The ordinances that passed include banning tethers for pets all together. When the ordinance goes into effect, pet owners will have six months to build fences or kennels for their dogs.

"The ordinance is for the well-being of the community's animals," said Florence city spokesman Phil Stevenson. "If a dog is on a tether, they can wrap themselves around and get stuck in the sunlight or even the snow."

Stevenson said the idea is not to take dogs away from owners or raise money, but to protect the city's pets. After a warning, a fine may be assessed against violators.

The council also approved an ordinance increasing the adoption fee at the shelter from $75 to $85.

According to the Florence-Lauderdale Animal Shelter director Vinny Grosso, it costs about $70 to prepare an animal for adoption, which includes vaccinations.

A third pet ordinance failed to receive unanimous approval and will be decided during the Nov. 3 meeting. That would have allowed set allocation of funds from pet registration fees.

District 4 councilman Barry Morris wants clarification from Grosso on how, exactly, they will use the funds.

All city residents who own a dog or cat are required to pay an annual or a lifetime fee for their pets.

Morris said the council’s original intent for money generated by the registration fee was to pay for spay and neuter programs for low-income city residents, and to create a trap, neuter and release program for feral cats.

But alterations by the council’s Public Safety Committee a week ago seem to contradict the intent.

Grosso wrote that he intended to spend the money, with 50 percent to go to supplement the cost of adopting pets, 25 percent to supplement a proposed low-income spay and neuter assistance program, and 25 percent to be used for the trap, neuter and release program.

However, Grosso would not be held by council members to adhere to that spending.
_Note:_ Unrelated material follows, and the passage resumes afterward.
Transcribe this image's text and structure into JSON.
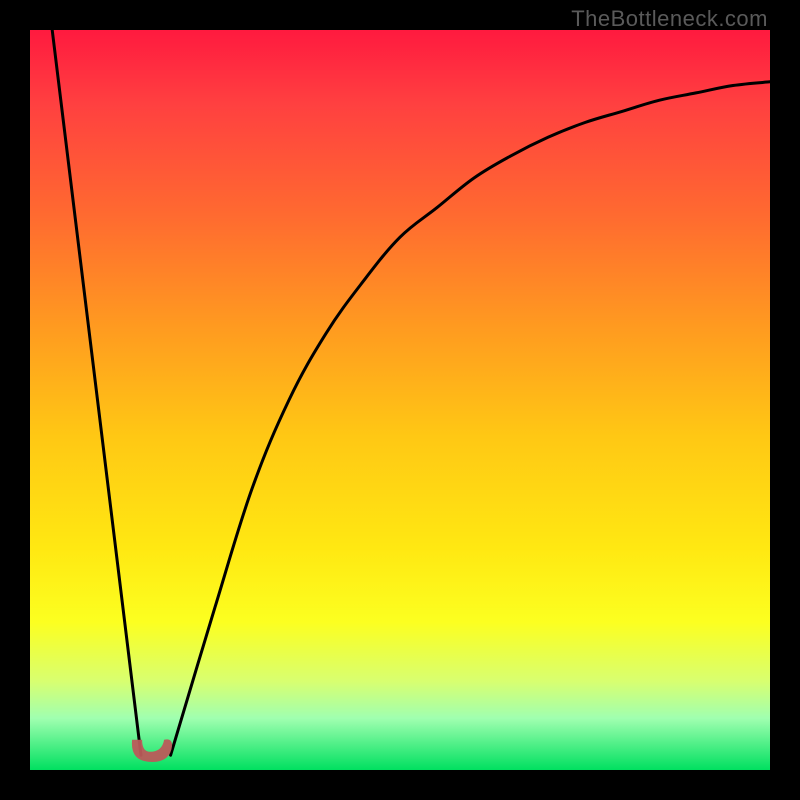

City attorney Bill Musgrove said if changes in allocations were needed, then the city code would have to be amended.